- The federal government’s debt service to revenue ratio reached a concerning 111.8% in 2022, as revealed by the Central Bank of Nigeria’s data.
- Under President Buhari’s administration, the ratio has steadily increased since 2015, with the figure reaching 33% that year and culminating in 111.8% in 2022.
- Nigeria’s rising debt burden, coupled with the escalating debt service to revenue ratio, indicates poor financial planning and management, severely limiting the government’s ability to invest in critical sectors and posing long-term implications for the country’s economic stability.
The latest data from the Central Bank of Nigeria reveal the federal government’s debt service to revenue ratio rose to 111.8% in 2022.
This is according to the CBN’s 2022 statistical survey data where most of the country’s fiscal and monetary-based data is reported. The CBN updates the data quarterly. Scroll to the end of the article to see the data used.
The debt service to revenue ratio looks at the ability of a country’s revenue to cover its debt service obligations.
According to the information contained in the data seen by Nairametrics, the government spent N5.65 trillion on debt servicing while only earning about N5 trillion in 2022. This is the highest debt service to revenue ratio recorded in Nigeria’s recent history topping the 96% recorded in 2021.
The high level of debt service to revenue ratio raises serious concerns about the financial management of the current administration led by President Buhari.
CBN data vs Budget Office data
A Nairametrics article published in January indicated the debt service to revenue ratio was 80.7% according to the information contained in the 2023 Budget presentation made by the Minister of Finance.
- The report reveals a total debt service of N5.2 trillion in the first 11 months of 2022 out of a total revenue of N6.49 trillion.
- This figure is different from the central bank data which quotes the FGN Retained Revenue of N5 trillion for the first 12 months of 2023.
- The apex bank however provides a monthly breakdown of the FG revenues and expenditures.
- Nairametrics opines the difference in the revenue data could be how the central bank defined FG’s actual retained revenue, subtracting grants and other non-directly related revenues.

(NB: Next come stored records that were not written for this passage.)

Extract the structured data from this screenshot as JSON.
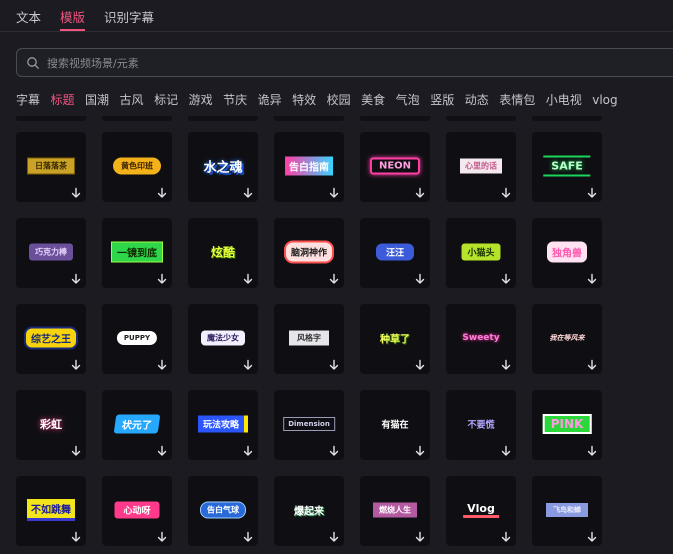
{
  "tabs": [
    "文本",
    "模版",
    "识别字幕"
  ],
  "search": {
    "placeholder": "搜索视频场景/元素"
  },
  "categories": [
    "字幕",
    "标题",
    "国潮",
    "古风",
    "标记",
    "游戏",
    "节庆",
    "诡异",
    "特效",
    "校园",
    "美食",
    "气泡",
    "竖版",
    "动态",
    "表情包",
    "小电视",
    "vlog"
  ],
  "active_category": "标题",
  "templates": [
    [
      "日落落茶",
      "黄色印班",
      "水之魂",
      "告白指南",
      "NEON",
      "心里的话",
      "SAFE"
    ],
    [
      "巧克力棒",
      "一镜到底",
      "炫酷",
      "脑洞神作",
      "汪汪",
      "小猫头",
      "独角兽"
    ],
    [
      "综艺之王",
      "PUPPY",
      "魔法少女",
      "风格字",
      "种草了",
      "Sweety",
      "我在等风来"
    ],
    [
      "彩虹",
      "状元了",
      "玩法攻略",
      "Dimension",
      "有猫在",
      "不要慌",
      "PINK"
    ],
    [
      "不如跳舞",
      "心动呀",
      "告白气球",
      "爆起来",
      "燃烧人生",
      "Vlog",
      "飞鸟和蝉"
    ]
  ],
  "colors": {
    "accent": "#f0557f",
    "bg": "#1b1b21",
    "tile": "#0f0f13"
  }
}
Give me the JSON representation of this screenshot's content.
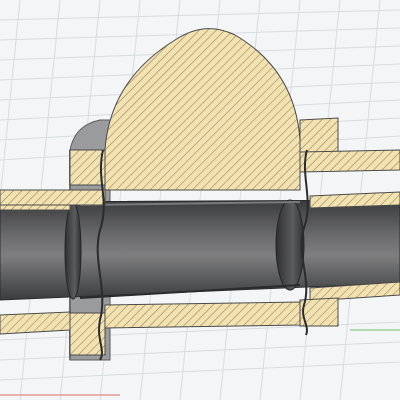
{
  "viewport": {
    "background": "#f4f5f6",
    "grid_color": "#cfd5db",
    "axis_red": "#e06a6a",
    "axis_green": "#6fbf6f"
  },
  "model": {
    "hatch_fill": "#f2e2b2",
    "hatch_line": "#8f7f55",
    "section_outline": "#4a4a4a",
    "shaft_dark": "#2f3032",
    "shaft_mid": "#606062",
    "shaft_light": "#7f7f80",
    "housing_gray": "#9a9b9c"
  }
}
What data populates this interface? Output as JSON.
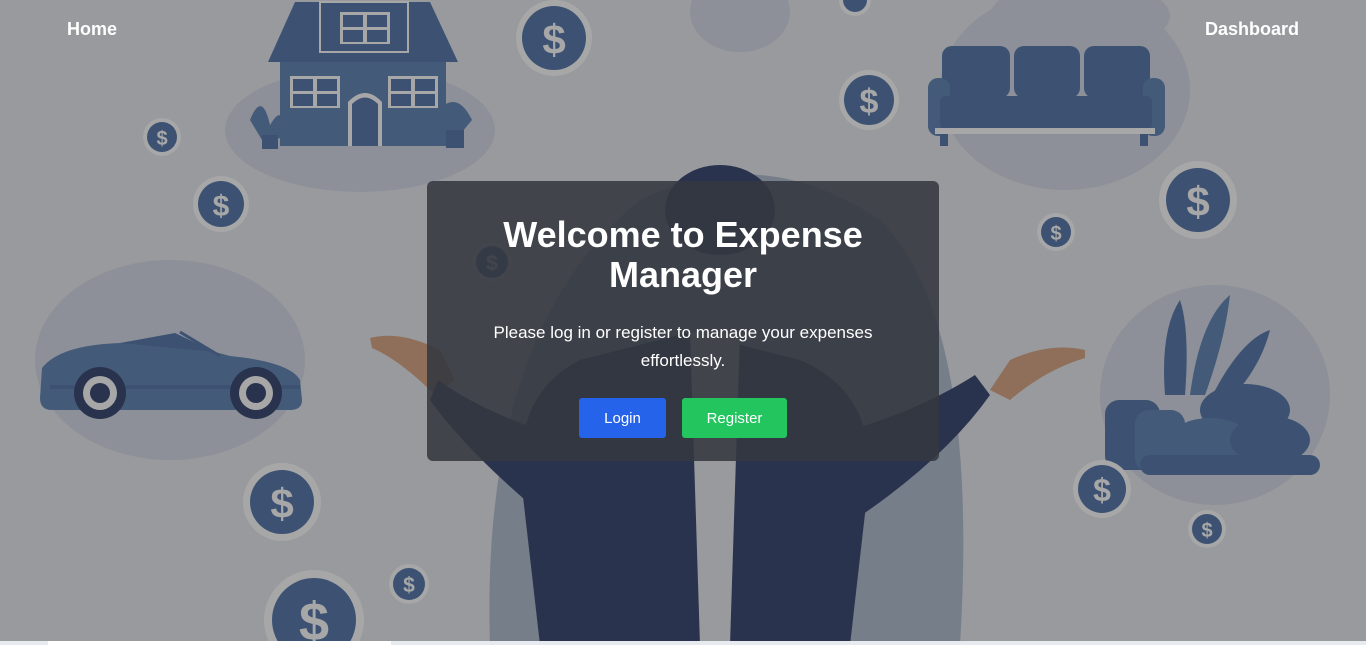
{
  "nav": {
    "home_label": "Home",
    "dashboard_label": "Dashboard"
  },
  "hero": {
    "title": "Welcome to Expense Manager",
    "subtitle": "Please log in or register to manage your expenses effortlessly.",
    "login_label": "Login",
    "register_label": "Register"
  },
  "icons": {
    "coin_symbol": "$"
  },
  "colors": {
    "login_button": "#2563eb",
    "register_button": "#22c55e",
    "illustration_blue": "#3f65a0",
    "illustration_navy": "#1b2d5c",
    "card_background": "rgba(52,56,64,0.88)"
  }
}
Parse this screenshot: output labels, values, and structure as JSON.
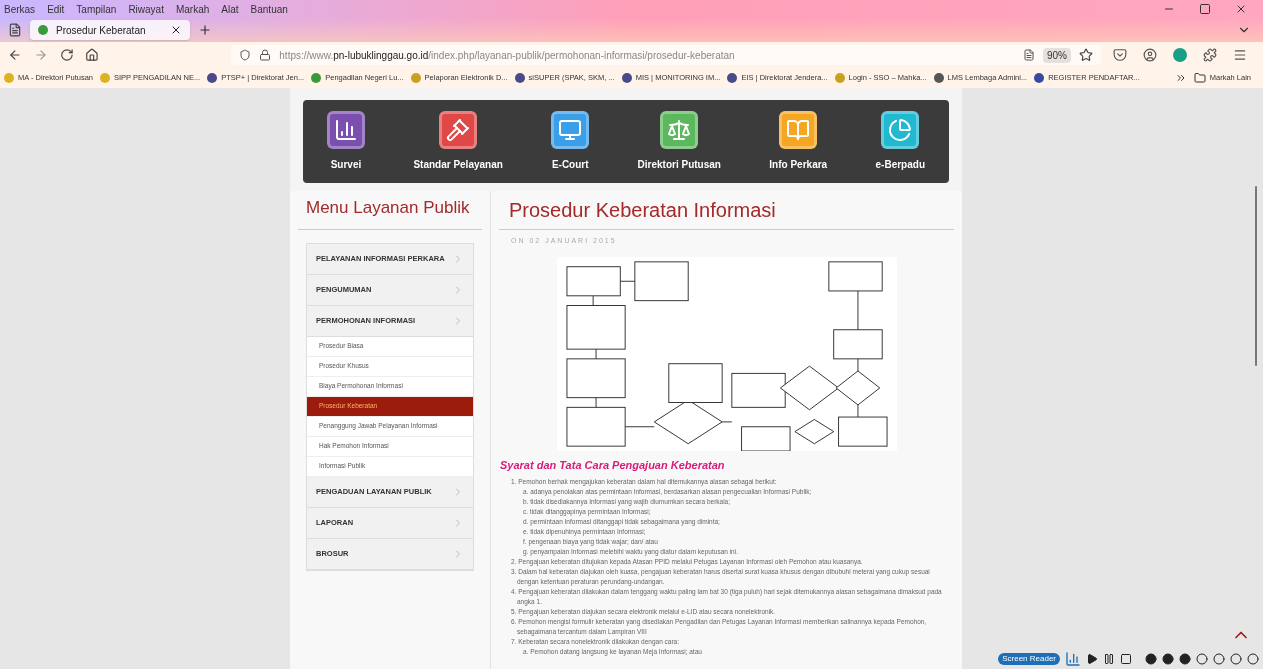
{
  "browser": {
    "menu_bar": [
      "Berkas",
      "Edit",
      "Tampilan",
      "Riwayat",
      "Markah",
      "Alat",
      "Bantuan"
    ],
    "tab": {
      "title": "Prosedur Keberatan",
      "selected": true
    },
    "url": {
      "scheme": "https://www.",
      "host": "pn-lubuklinggau.go.id",
      "path": "/index.php/layanan-publik/permohonan-informasi/prosedur-keberatan"
    },
    "zoom": "90%",
    "bookmarks": [
      {
        "label": "MA - Direktori Putusan",
        "color": "#e0b020"
      },
      {
        "label": "SIPP PENGADILAN NE...",
        "color": "#e0b020"
      },
      {
        "label": "PTSP+ | Direktorat Jen...",
        "color": "#4a4a8a"
      },
      {
        "label": "Pengadilan Negeri Lu...",
        "color": "#3a9a3a"
      },
      {
        "label": "Pelaporan Elektronik D...",
        "color": "#c9a020"
      },
      {
        "label": "siSUPER (SPAK, SKM, ...",
        "color": "#4a4a8a"
      },
      {
        "label": "MIS | MONITORING IM...",
        "color": "#4a4a8a"
      },
      {
        "label": "EIS | Direktorat Jendera...",
        "color": "#4a4a8a"
      },
      {
        "label": "Login - SSO – Mahka...",
        "color": "#c9a020"
      },
      {
        "label": "LMS Lembaga Admini...",
        "color": "#555555"
      },
      {
        "label": "REGISTER PENDAFTAR...",
        "color": "#3a4aa0"
      }
    ],
    "bookmarks_folder": "Markah Lain"
  },
  "quick_links": [
    {
      "label": "Survei",
      "color": "#7b4fae",
      "kind": "chart"
    },
    {
      "label": "Standar Pelayanan",
      "color": "#e04848",
      "kind": "gavel"
    },
    {
      "label": "E-Court",
      "color": "#3a9ee8",
      "kind": "monitor"
    },
    {
      "label": "Direktori Putusan",
      "color": "#5cb85c",
      "kind": "scale"
    },
    {
      "label": "Info Perkara",
      "color": "#f5a623",
      "kind": "book"
    },
    {
      "label": "e-Berpadu",
      "color": "#22b8d0",
      "kind": "pie"
    }
  ],
  "sidebar": {
    "title": "Menu Layanan Publik",
    "items": [
      {
        "label": "PELAYANAN INFORMASI PERKARA"
      },
      {
        "label": "PENGUMUMAN"
      },
      {
        "label": "PERMOHONAN INFORMASI",
        "children": [
          {
            "label": "Prosedur Biasa",
            "selected": false
          },
          {
            "label": "Prosedur Khusus",
            "selected": false
          },
          {
            "label": "Biaya Permohonan Informasi",
            "selected": false
          },
          {
            "label": "Prosedur Keberatan",
            "selected": true
          },
          {
            "label": "Penanggung Jawab Pelayanan Informasi",
            "selected": false
          },
          {
            "label": "Hak Pemohon Informasi",
            "selected": false
          },
          {
            "label": "Informasi Publik",
            "selected": false
          }
        ]
      },
      {
        "label": "PENGADUAN LAYANAN PUBLIK"
      },
      {
        "label": "LAPORAN"
      },
      {
        "label": "BROSUR"
      }
    ]
  },
  "article": {
    "title": "Prosedur Keberatan Informasi",
    "date": "ON 02 JANUARI 2015",
    "section_title": "Syarat dan Tata Cara Pengajuan Keberatan",
    "list": [
      {
        "text": "1. Pemohon berhak mengajukan keberatan dalam hal ditemukannya alasan sebagai berikut:",
        "children": [
          "a. adanya penolakan atas permintaan Informasi, berdasarkan alasan pengecualian Informasi Publik;",
          "b. tidak disediakannya Informasi yang wajib diumumkan secara berkala;",
          "c. tidak ditanggapinya permintaan Informasi;",
          "d. permintaan Informasi ditanggapi tidak sebagaimana yang diminta;",
          "e. tidak dipenuhinya permintaan Informasi;",
          "f. pengenaan biaya yang tidak wajar; dan/ atau",
          "g. penyampaian Informasi melebihi waktu yang diatur dalam keputusan ini."
        ]
      },
      {
        "text": "2. Pengajuan keberatan ditujukan kepada Atasan PPID melalui Petugas Layanan Informasi oleh Pemohon atau kuasanya."
      },
      {
        "text": "3. Dalam hal keberatan diajukan oleh kuasa, pengajuan keberatan harus disertai surat kuasa khusus dengan dibubuhi meterai yang cukup sesuai dengan ketentuan peraturan perundang-undangan."
      },
      {
        "text": "4. Pengajuan keberatan dilakukan dalam tenggang waktu paling lam bat 30 (tiga puluh) hari sejak ditemukannya alasan sebagaimana dimaksud pada angka 1."
      },
      {
        "text": "5. Pengajuan keberatan diajukan secara elektronik melalui e-LID atau secara nonelektronik."
      },
      {
        "text": "6. Pemohon mengisi formulir keberatan yang disediakan Pengadilan dan Petugas Layanan Informasi memberikan salinannya kepada Pemohon, sebagaimana tercantum dalam Lampiran VIII"
      },
      {
        "text": "7. Keberatan secara nonelektronik dilakukan dengan cara:",
        "children": [
          "a. Pemohon datang langsung ke layanan Meja Informasi; atau"
        ]
      }
    ]
  },
  "screen_reader": {
    "label": "Screen Reader"
  }
}
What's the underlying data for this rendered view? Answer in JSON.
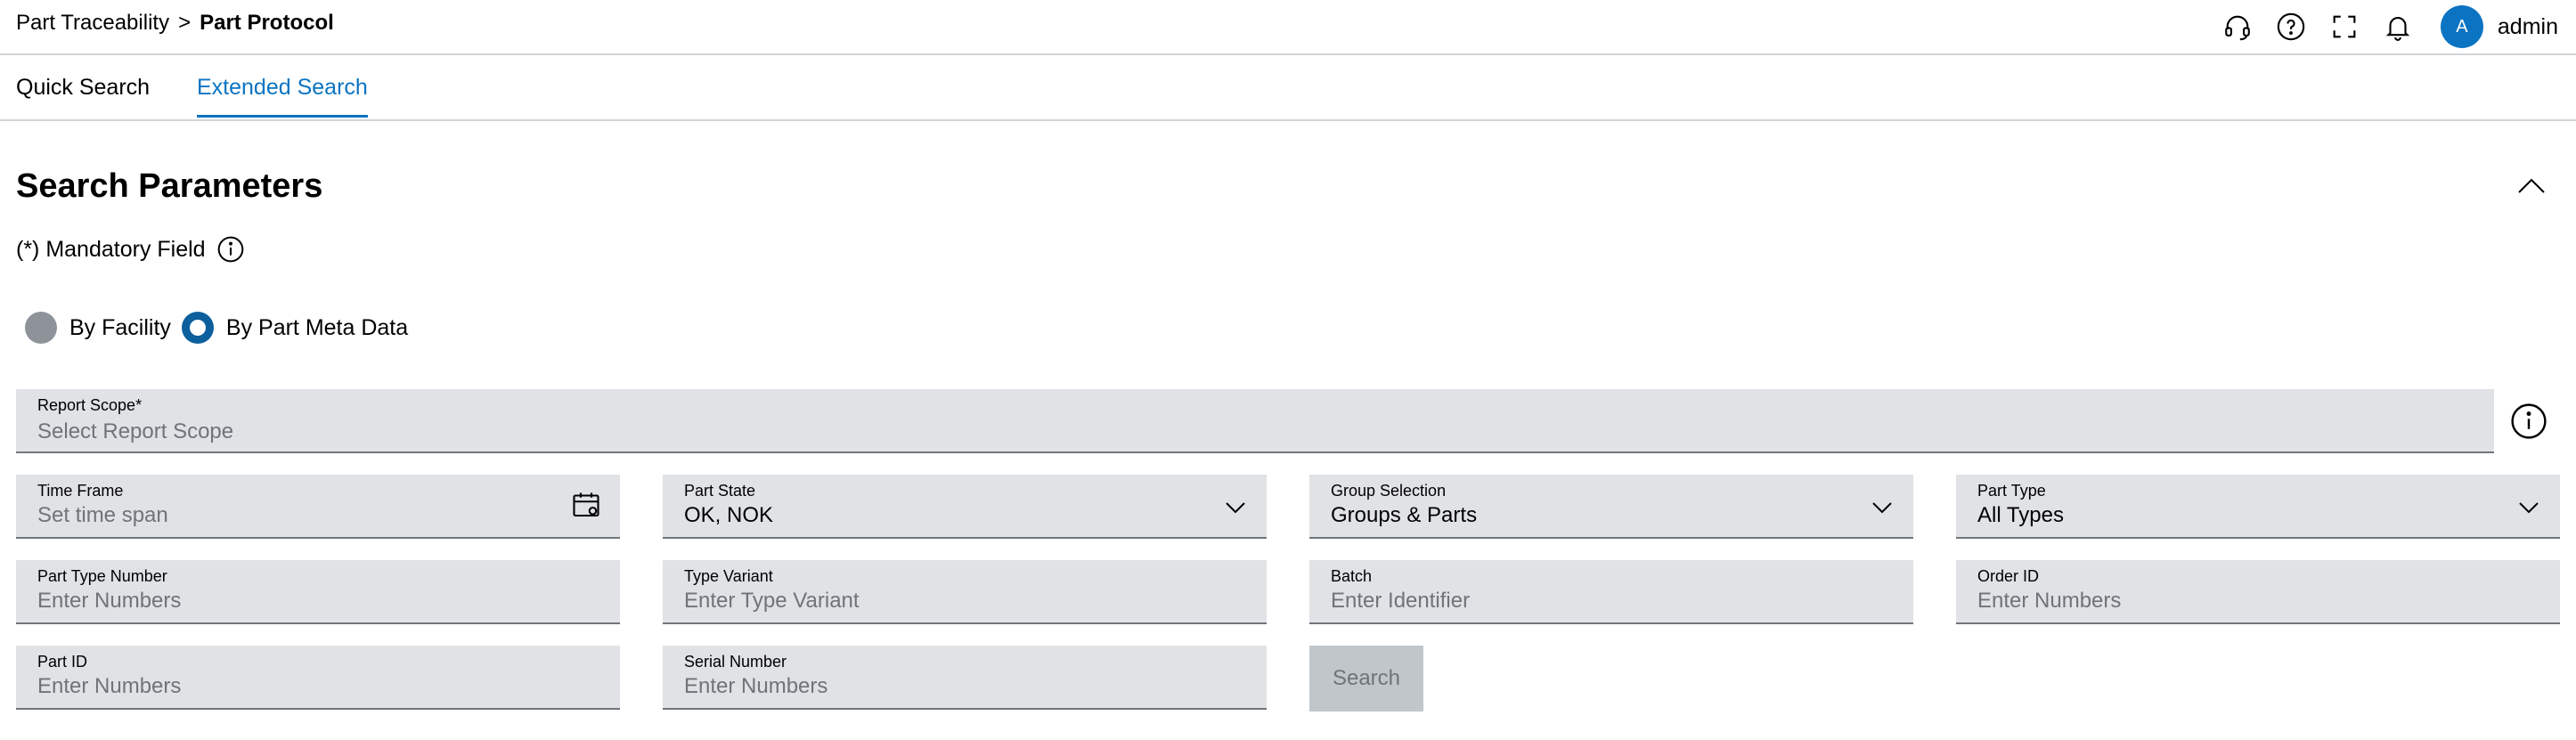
{
  "breadcrumb": {
    "parent": "Part Traceability",
    "separator": ">",
    "current": "Part Protocol"
  },
  "header": {
    "icons": [
      "headset-icon",
      "help-icon",
      "fullscreen-icon",
      "bell-icon"
    ],
    "avatar_initial": "A",
    "user_name": "admin",
    "accent_color": "#0b74c2"
  },
  "tabs": [
    {
      "label": "Quick Search",
      "active": false
    },
    {
      "label": "Extended Search",
      "active": true
    }
  ],
  "section": {
    "title": "Search Parameters",
    "mandatory_note": "(*) Mandatory Field"
  },
  "search_mode": {
    "options": [
      "By Facility",
      "By Part Meta Data"
    ],
    "selected": "By Part Meta Data"
  },
  "fields": {
    "report_scope": {
      "label": "Report Scope*",
      "placeholder": "Select Report Scope"
    },
    "time_frame": {
      "label": "Time Frame",
      "placeholder": "Set time span"
    },
    "part_state": {
      "label": "Part State",
      "value": "OK, NOK"
    },
    "group_selection": {
      "label": "Group Selection",
      "value": "Groups & Parts"
    },
    "part_type": {
      "label": "Part Type",
      "value": "All Types"
    },
    "part_type_number": {
      "label": "Part Type Number",
      "placeholder": "Enter Numbers"
    },
    "type_variant": {
      "label": "Type Variant",
      "placeholder": "Enter Type Variant"
    },
    "batch": {
      "label": "Batch",
      "placeholder": "Enter Identifier"
    },
    "order_id": {
      "label": "Order ID",
      "placeholder": "Enter Numbers"
    },
    "part_id": {
      "label": "Part ID",
      "placeholder": "Enter Numbers"
    },
    "serial_number": {
      "label": "Serial Number",
      "placeholder": "Enter Numbers"
    }
  },
  "actions": {
    "search_label": "Search"
  }
}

Debt service is worse under Buhari
A comparison of the debt service to revenue ratio across different years underscores the deteriorating state of Nigeria’s finances under President Buhari.
- During the presidency of the late President Yar’Adua in 2010, the ratio was a relatively modest 12.3%.
- However, since President Buhari assumed office in 2015, the ratio has shown a steady increase, reaching an alarming 33.0% that year.
- The ratio has continued its upward trajectory, culminating in the troubling figure of 111.8% in 2022.
- Under the previous administration led by President Jonathan, the ratio had already been on the rise, with its highest point recorded at 28.6% in 2014.
- Nevertheless, the Buhari administration has taken the situation to new heights.
Nigeria’s high debt burden
This sustained increase in the debt service to revenue ratio suggests poor financial planning and management, presenting a significant burden on Nigeria’s economy.
Data from the Debt Management Office indicate Nigeria’s total public debt as of December 2022 is N49 trillion without including the Ways and Means which is estimated at N22.8 trillion.
At the end of May 2015 when the Buhari administration came into power, Nigeria’s public debt stock was about N12 trillion.
Nigeria’s rising debt burden has been a source of concern for several years, and the escalating debt service to revenue ratio exacerbates the problem. It severely limits the government’s ability to invest in critical sectors such as infrastructure, education, and healthcare.
This ratio poses long-term implications that could undermine the well-being of the Nigerian people and the overall economic stability of the nation.
Revenue challenges: Between 2016 and 2022 the Nigerian government failed to meet its revenue targets due to falling oil prices and rampant oil theft that has decimated the federal resources.
- For example, in 2021 the government targeted revenue of N8.1 trillion but was only able to generate N6.1 trillion leaving a revenue shortfall of N2 trillion. However, its total debt service incurred for that year was N4.2 trillion.
- This is according to the information contained in the Medium Term Expenditure Framework 2023-2025 of the Budget Office.
- In the first 11 months of 2022, it has only generated N6.4 trillion in revenues compared to the prorated target of N7.4 trillion. However, the government has also incurred about N5 trillion in non-debt expenditures.
See data below